# [Material to process]
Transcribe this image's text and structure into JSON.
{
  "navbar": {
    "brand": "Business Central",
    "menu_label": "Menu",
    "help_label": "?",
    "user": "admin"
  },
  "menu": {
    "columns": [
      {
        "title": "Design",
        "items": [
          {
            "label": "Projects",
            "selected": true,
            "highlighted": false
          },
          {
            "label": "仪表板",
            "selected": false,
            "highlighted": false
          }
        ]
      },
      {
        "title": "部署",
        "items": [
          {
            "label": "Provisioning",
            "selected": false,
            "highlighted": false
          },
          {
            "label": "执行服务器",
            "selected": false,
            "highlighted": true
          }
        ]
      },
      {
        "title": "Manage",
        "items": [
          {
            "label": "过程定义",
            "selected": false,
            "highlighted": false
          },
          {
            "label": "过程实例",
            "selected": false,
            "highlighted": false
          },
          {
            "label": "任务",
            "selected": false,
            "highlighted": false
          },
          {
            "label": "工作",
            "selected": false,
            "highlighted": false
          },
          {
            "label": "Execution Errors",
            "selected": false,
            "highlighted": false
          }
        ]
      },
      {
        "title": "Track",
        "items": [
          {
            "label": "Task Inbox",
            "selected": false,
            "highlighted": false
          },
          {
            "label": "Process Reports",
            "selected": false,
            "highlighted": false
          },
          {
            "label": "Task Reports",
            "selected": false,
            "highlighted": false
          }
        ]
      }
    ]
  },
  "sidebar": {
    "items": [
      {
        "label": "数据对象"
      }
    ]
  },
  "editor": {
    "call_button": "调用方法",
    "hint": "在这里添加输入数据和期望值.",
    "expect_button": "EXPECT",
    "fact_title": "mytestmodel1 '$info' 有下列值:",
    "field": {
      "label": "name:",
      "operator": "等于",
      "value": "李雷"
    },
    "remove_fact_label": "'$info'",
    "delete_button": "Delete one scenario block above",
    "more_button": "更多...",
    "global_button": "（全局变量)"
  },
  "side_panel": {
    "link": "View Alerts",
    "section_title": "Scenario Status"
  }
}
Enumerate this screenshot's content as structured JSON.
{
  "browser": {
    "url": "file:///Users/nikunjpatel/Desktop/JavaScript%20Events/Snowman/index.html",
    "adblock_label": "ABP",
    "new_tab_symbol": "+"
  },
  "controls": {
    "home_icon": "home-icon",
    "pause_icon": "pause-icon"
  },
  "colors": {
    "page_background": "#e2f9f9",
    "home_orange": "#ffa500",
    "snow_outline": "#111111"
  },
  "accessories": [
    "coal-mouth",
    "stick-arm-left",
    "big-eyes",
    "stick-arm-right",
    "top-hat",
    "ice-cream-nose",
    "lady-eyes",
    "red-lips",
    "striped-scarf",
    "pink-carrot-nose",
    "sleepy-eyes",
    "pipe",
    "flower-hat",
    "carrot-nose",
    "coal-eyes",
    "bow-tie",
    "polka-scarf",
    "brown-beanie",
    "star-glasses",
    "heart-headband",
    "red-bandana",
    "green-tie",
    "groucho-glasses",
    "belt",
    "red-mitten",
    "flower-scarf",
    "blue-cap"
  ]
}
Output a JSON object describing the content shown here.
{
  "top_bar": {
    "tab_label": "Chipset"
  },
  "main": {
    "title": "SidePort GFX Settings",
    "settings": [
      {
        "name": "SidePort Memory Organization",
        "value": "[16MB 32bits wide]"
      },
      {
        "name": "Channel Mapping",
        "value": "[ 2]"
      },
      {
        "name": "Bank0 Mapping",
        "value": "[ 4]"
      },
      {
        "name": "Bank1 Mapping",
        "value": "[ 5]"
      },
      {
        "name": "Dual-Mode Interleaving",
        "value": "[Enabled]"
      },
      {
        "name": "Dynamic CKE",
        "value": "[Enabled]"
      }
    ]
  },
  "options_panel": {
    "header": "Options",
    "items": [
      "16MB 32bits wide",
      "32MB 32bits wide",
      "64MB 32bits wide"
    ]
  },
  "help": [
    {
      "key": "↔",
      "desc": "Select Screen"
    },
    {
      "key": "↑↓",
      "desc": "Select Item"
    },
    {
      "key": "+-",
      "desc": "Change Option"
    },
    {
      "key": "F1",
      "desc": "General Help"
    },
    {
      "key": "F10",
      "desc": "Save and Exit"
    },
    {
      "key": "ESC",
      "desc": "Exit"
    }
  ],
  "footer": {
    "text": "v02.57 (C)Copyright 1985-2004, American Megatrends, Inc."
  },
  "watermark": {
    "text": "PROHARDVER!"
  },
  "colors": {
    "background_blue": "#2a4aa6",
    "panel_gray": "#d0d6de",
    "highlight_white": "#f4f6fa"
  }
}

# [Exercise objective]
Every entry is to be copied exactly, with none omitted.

# [Response to the exercise]
Transcribe this image's text and structure into JSON.
{
  "navbar": {
    "brand": "Business Central",
    "menu_label": "Menu",
    "help_label": "?",
    "user": "admin"
  },
  "menu": {
    "columns": [
      {
        "title": "Design",
        "items": [
          {
            "label": "Projects",
            "selected": true,
            "highlighted": false
          },
          {
            "label": "仪表板",
            "selected": false,
            "highlighted": false
          }
        ]
      },
      {
        "title": "部署",
        "items": [
          {
            "label": "Provisioning",
            "selected": false,
            "highlighted": false
          },
          {
            "label": "执行服务器",
            "selected": false,
            "highlighted": true
          }
        ]
      },
      {
        "title": "Manage",
        "items": [
          {
            "label": "过程定义",
            "selected": false,
            "highlighted": false
          },
          {
            "label": "过程实例",
            "selected": false,
            "highlighted": false
          },
          {
            "label": "任务",
            "selected": false,
            "highlighted": false
          },
          {
            "label": "工作",
            "selected": false,
            "highlighted": false
          },
          {
            "label": "Execution Errors",
            "selected": false,
            "highlighted": false
          }
        ]
      },
      {
        "title": "Track",
        "items": [
          {
            "label": "Task Inbox",
            "selected": false,
            "highlighted": false
          },
          {
            "label": "Process Reports",
            "selected": false,
            "highlighted": false
          },
          {
            "label": "Task Reports",
            "selected": false,
            "highlighted": false
          }
        ]
      }
    ]
  },
  "sidebar": {
    "items": [
      {
        "label": "数据对象"
      }
    ]
  },
  "editor": {
    "call_button": "调用方法",
    "hint": "在这里添加输入数据和期望值.",
    "expect_button": "EXPECT",
    "fact_title": "mytestmodel1 '$info' 有下列值:",
    "field": {
      "label": "name:",
      "operator": "等于",
      "value": "李雷"
    },
    "remove_fact_label": "'$info'",
    "delete_button": "Delete one scenario block above",
    "more_button": "更多...",
    "global_button": "（全局变量)"
  },
  "side_panel": {
    "link": "View Alerts",
    "section_title": "Scenario Status"
  }
}
Enumerate this screenshot's content as structured JSON.
{
  "browser": {
    "url": "file:///Users/nikunjpatel/Desktop/JavaScript%20Events/Snowman/index.html",
    "adblock_label": "ABP",
    "new_tab_symbol": "+"
  },
  "controls": {
    "home_icon": "home-icon",
    "pause_icon": "pause-icon"
  },
  "colors": {
    "page_background": "#e2f9f9",
    "home_orange": "#ffa500",
    "snow_outline": "#111111"
  },
  "accessories": [
    "coal-mouth",
    "stick-arm-left",
    "big-eyes",
    "stick-arm-right",
    "top-hat",
    "ice-cream-nose",
    "lady-eyes",
    "red-lips",
    "striped-scarf",
    "pink-carrot-nose",
    "sleepy-eyes",
    "pipe",
    "flower-hat",
    "carrot-nose",
    "coal-eyes",
    "bow-tie",
    "polka-scarf",
    "brown-beanie",
    "star-glasses",
    "heart-headband",
    "red-bandana",
    "green-tie",
    "groucho-glasses",
    "belt",
    "red-mitten",
    "flower-scarf",
    "blue-cap"
  ]
}
Output a JSON object describing the content shown here.
{
  "top_bar": {
    "tab_label": "Chipset"
  },
  "main": {
    "title": "SidePort GFX Settings",
    "settings": [
      {
        "name": "SidePort Memory Organization",
        "value": "[16MB 32bits wide]"
      },
      {
        "name": "Channel Mapping",
        "value": "[ 2]"
      },
      {
        "name": "Bank0 Mapping",
        "value": "[ 4]"
      },
      {
        "name": "Bank1 Mapping",
        "value": "[ 5]"
      },
      {
        "name": "Dual-Mode Interleaving",
        "value": "[Enabled]"
      },
      {
        "name": "Dynamic CKE",
        "value": "[Enabled]"
      }
    ]
  },
  "options_panel": {
    "header": "Options",
    "items": [
      "16MB 32bits wide",
      "32MB 32bits wide",
      "64MB 32bits wide"
    ]
  },
  "help": [
    {
      "key": "↔",
      "desc": "Select Screen"
    },
    {
      "key": "↑↓",
      "desc": "Select Item"
    },
    {
      "key": "+-",
      "desc": "Change Option"
    },
    {
      "key": "F1",
      "desc": "General Help"
    },
    {
      "key": "F10",
      "desc": "Save and Exit"
    },
    {
      "key": "ESC",
      "desc": "Exit"
    }
  ],
  "footer": {
    "text": "v02.57 (C)Copyright 1985-2004, American Megatrends, Inc."
  },
  "watermark": {
    "text": "PROHARDVER!"
  },
  "colors": {
    "background_blue": "#2a4aa6",
    "panel_gray": "#d0d6de",
    "highlight_white": "#f4f6fa"
  }
}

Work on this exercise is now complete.